Because of her disability, we are unable to enjoy the fun of bowling, going for walks, fishing or going for a leisurely drive, just for the sake of just being with each other, but that doesn’t mean that we can’t still play cards. We still have times of laughing together over things in life or some silly thing one of the grandchildren had said or done. Recently, we had a visit from Titus, our only great-grandchild, who is now 2 years old, and “talks” to us in his own language and dialect which even his mother struggles to understand. But he displays great emotion when he addresses us with his gibberish talk.
We were not fully prepared for the changes that have taken place with my wife’s form of Muscular Dystrophy, but that does not mean that we have lost sight of each other. In fact the opposite is true.

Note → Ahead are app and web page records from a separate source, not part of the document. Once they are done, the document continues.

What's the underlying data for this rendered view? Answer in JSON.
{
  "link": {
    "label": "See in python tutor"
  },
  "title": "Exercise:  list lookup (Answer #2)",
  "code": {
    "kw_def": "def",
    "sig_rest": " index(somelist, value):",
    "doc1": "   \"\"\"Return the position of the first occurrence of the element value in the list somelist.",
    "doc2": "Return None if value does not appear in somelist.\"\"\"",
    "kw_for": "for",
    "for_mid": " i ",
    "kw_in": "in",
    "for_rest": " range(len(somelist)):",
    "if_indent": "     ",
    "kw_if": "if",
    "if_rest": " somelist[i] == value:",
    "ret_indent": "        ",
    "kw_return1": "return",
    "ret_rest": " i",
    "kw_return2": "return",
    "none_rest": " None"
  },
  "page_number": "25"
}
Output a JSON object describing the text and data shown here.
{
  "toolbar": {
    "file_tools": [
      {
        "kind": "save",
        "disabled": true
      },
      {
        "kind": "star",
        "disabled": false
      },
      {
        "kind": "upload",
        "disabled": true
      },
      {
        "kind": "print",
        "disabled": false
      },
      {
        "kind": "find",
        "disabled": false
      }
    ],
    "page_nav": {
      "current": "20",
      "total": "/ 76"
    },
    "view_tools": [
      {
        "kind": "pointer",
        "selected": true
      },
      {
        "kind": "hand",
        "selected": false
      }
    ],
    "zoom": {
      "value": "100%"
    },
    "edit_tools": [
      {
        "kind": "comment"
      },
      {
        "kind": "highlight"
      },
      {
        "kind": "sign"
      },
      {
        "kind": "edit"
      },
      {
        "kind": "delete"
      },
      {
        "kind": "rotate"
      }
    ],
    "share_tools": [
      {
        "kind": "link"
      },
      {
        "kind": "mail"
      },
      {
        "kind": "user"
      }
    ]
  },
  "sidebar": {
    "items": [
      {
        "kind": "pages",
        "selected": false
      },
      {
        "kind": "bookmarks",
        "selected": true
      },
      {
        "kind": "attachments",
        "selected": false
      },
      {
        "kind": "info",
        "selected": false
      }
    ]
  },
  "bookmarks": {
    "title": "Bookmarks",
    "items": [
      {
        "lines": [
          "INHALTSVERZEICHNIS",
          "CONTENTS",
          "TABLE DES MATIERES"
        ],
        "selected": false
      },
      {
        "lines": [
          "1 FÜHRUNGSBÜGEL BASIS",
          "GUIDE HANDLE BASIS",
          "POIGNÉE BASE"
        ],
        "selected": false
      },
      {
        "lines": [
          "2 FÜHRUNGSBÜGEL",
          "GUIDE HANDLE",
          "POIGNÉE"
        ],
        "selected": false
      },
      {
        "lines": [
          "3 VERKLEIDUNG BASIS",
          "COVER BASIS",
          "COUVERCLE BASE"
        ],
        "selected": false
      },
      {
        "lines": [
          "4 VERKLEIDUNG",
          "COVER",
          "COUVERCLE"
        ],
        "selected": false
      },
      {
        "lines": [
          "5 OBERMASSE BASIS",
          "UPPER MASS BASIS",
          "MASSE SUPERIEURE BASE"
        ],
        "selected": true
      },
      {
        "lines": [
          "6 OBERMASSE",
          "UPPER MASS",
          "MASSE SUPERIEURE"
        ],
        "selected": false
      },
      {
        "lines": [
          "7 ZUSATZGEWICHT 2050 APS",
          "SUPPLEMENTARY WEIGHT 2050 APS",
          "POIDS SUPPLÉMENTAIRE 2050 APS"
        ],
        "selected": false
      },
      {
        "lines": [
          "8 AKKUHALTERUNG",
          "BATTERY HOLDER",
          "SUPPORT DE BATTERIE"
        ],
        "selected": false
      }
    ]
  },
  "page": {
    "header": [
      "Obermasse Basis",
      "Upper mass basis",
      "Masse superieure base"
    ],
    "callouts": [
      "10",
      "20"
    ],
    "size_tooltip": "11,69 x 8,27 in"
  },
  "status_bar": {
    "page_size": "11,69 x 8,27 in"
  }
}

You need to continue celebrating your spouse for who he or she is. Little things mean a lot. I have purchased greeting cards for my wife just because. It is fun to give a card at any time I want to, no matter if this is one of those “special days,” but any day I want to. The cards are available in many stores here in Taylorsville. Be innovative, write a little poem, add it to the card, or add some special meaningful words of what you feel. That’s what will warm his or her heart, probably more than the nice little poem that’s included. Whatever you do, continue to show love and care for each other. Why in the world would a person want to leave that kind of relationship to find a better one? Although I know they still do. Don’t believe that your marriage has stopped growing. You can make it grow in some way or another.